TASK STATEMENT:
What you produce should match the records below precisely, except that images are removed.
START GIVEN RECORDS
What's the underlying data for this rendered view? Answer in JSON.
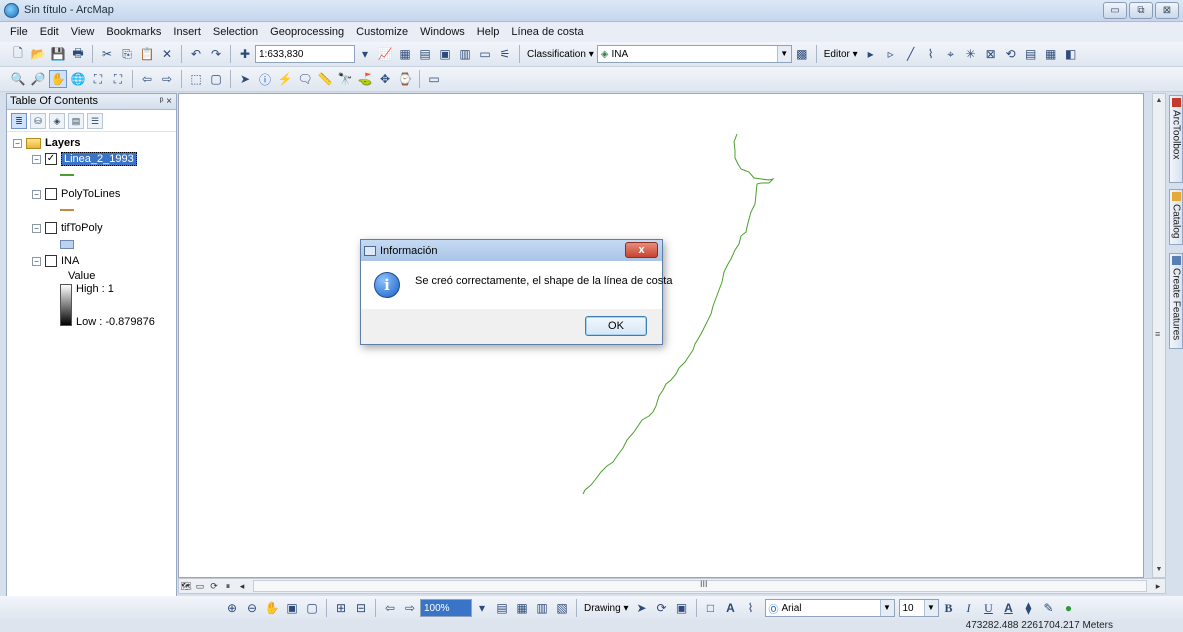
{
  "window": {
    "title": "Sin título - ArcMap",
    "controls": [
      "▭",
      "⧉",
      "⊠"
    ]
  },
  "menu": [
    "File",
    "Edit",
    "View",
    "Bookmarks",
    "Insert",
    "Selection",
    "Geoprocessing",
    "Customize",
    "Windows",
    "Help",
    "Línea de costa"
  ],
  "toolbar_standard": {
    "scale_value": "1:633,830",
    "classification_label": "Classification",
    "layer_combo_value": "INA",
    "editor_label": "Editor"
  },
  "toc": {
    "header": "Table Of Contents",
    "pin": "ᵖ ×",
    "group_label": "Layers",
    "layers": [
      {
        "label": "Linea_2_1993",
        "checked": "✓",
        "symbol_color": "#4aa02c"
      },
      {
        "label": "PolyToLines",
        "checked": "",
        "symbol_color": "#c8893e"
      },
      {
        "label": "tifToPoly",
        "checked": "",
        "symbol_color": "#bed2ee"
      },
      {
        "label": "INA",
        "checked": ""
      }
    ],
    "ina_legend": {
      "value_label": "Value",
      "high_label": "High : 1",
      "low_label": "Low : -0.879876"
    }
  },
  "dock_tabs": [
    "ArcToolbox",
    "Catalog",
    "Create Features"
  ],
  "dialog": {
    "title": "Información",
    "close_label": "x",
    "message": "Se creó correctamente, el shape de la línea de costa",
    "ok_label": "OK"
  },
  "drawing_toolbar": {
    "zoom_value": "100%",
    "drawing_label": "Drawing",
    "font_value": "Arial",
    "font_size_value": "10",
    "bold": "B",
    "italic": "I",
    "underline": "U",
    "font_color_label": "A"
  },
  "status": {
    "coordinates": "473282.488  2261704.217 Meters"
  },
  "map": {
    "line_color": "#4aa02c"
  }
}
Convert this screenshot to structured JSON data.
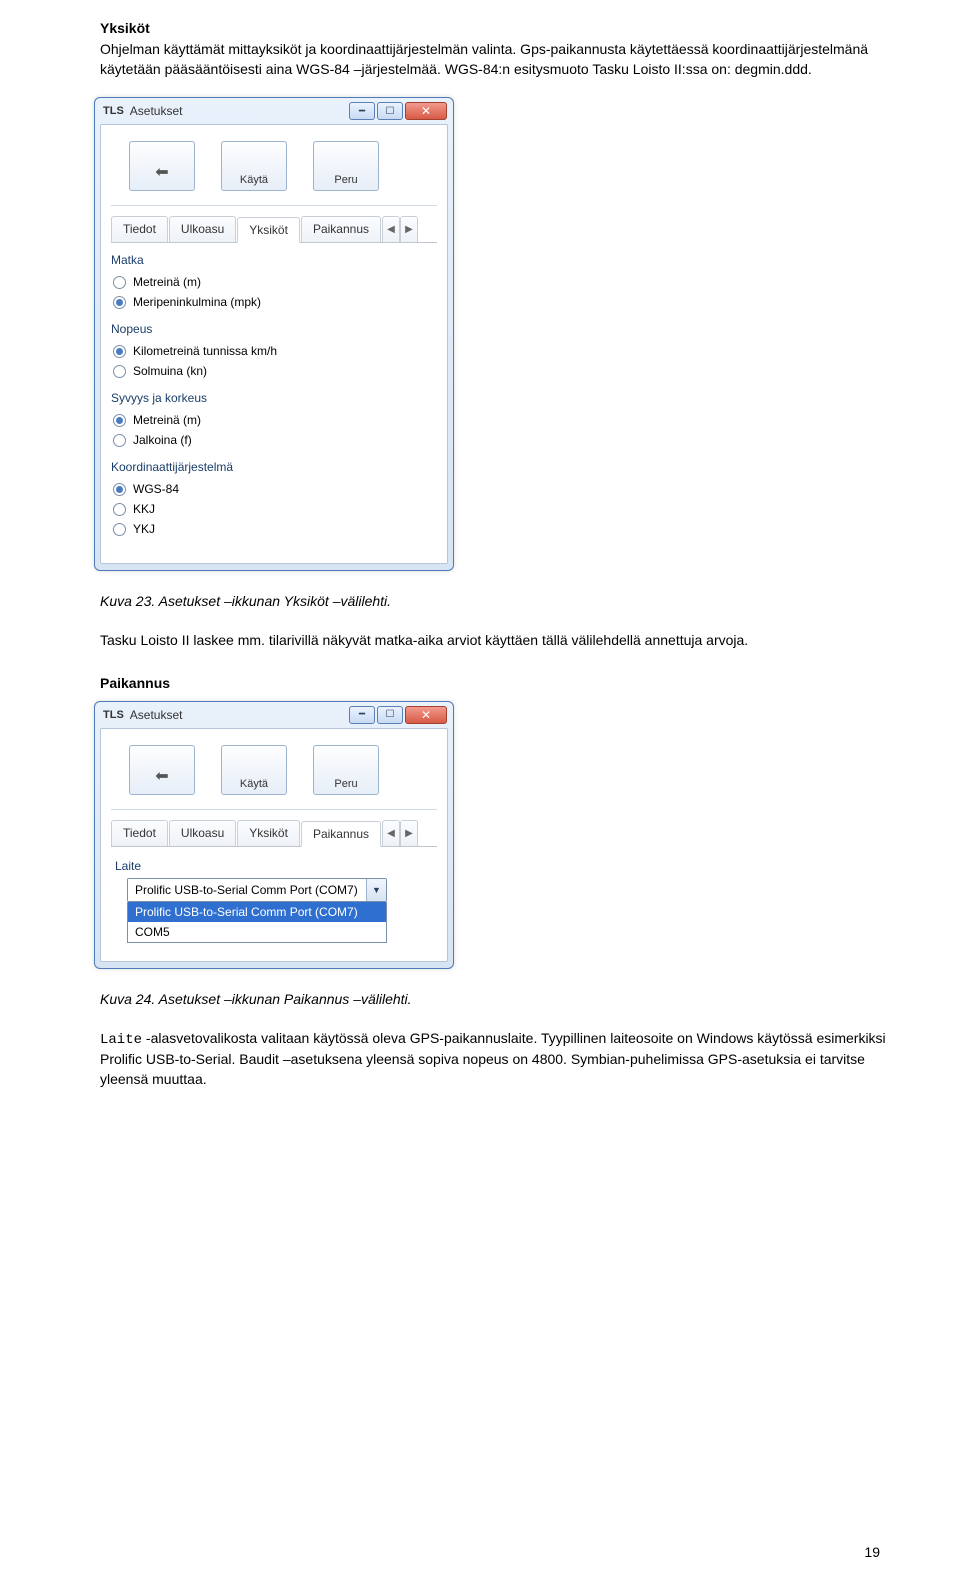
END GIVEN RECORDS
WRITTEN RESPONSE:
What's the underlying data for this rendered view? Answer in JSON.
{
  "window": {
    "title": "Sin título - ArcMap",
    "controls": [
      "▭",
      "⧉",
      "⊠"
    ]
  },
  "menu": [
    "File",
    "Edit",
    "View",
    "Bookmarks",
    "Insert",
    "Selection",
    "Geoprocessing",
    "Customize",
    "Windows",
    "Help",
    "Línea de costa"
  ],
  "toolbar_standard": {
    "scale_value": "1:633,830",
    "classification_label": "Classification",
    "layer_combo_value": "INA",
    "editor_label": "Editor"
  },
  "toc": {
    "header": "Table Of Contents",
    "pin": "ᵖ ×",
    "group_label": "Layers",
    "layers": [
      {
        "label": "Linea_2_1993",
        "checked": "✓",
        "symbol_color": "#4aa02c"
      },
      {
        "label": "PolyToLines",
        "checked": "",
        "symbol_color": "#c8893e"
      },
      {
        "label": "tifToPoly",
        "checked": "",
        "symbol_color": "#bed2ee"
      },
      {
        "label": "INA",
        "checked": ""
      }
    ],
    "ina_legend": {
      "value_label": "Value",
      "high_label": "High : 1",
      "low_label": "Low : -0.879876"
    }
  },
  "dock_tabs": [
    "ArcToolbox",
    "Catalog",
    "Create Features"
  ],
  "dialog": {
    "title": "Información",
    "close_label": "x",
    "message": "Se creó correctamente, el shape de la línea de costa",
    "ok_label": "OK"
  },
  "drawing_toolbar": {
    "zoom_value": "100%",
    "drawing_label": "Drawing",
    "font_value": "Arial",
    "font_size_value": "10",
    "bold": "B",
    "italic": "I",
    "underline": "U",
    "font_color_label": "A"
  },
  "status": {
    "coordinates": "473282.488  2261704.217 Meters"
  },
  "map": {
    "line_color": "#4aa02c"
  }
}
Convert this screenshot to structured JSON data.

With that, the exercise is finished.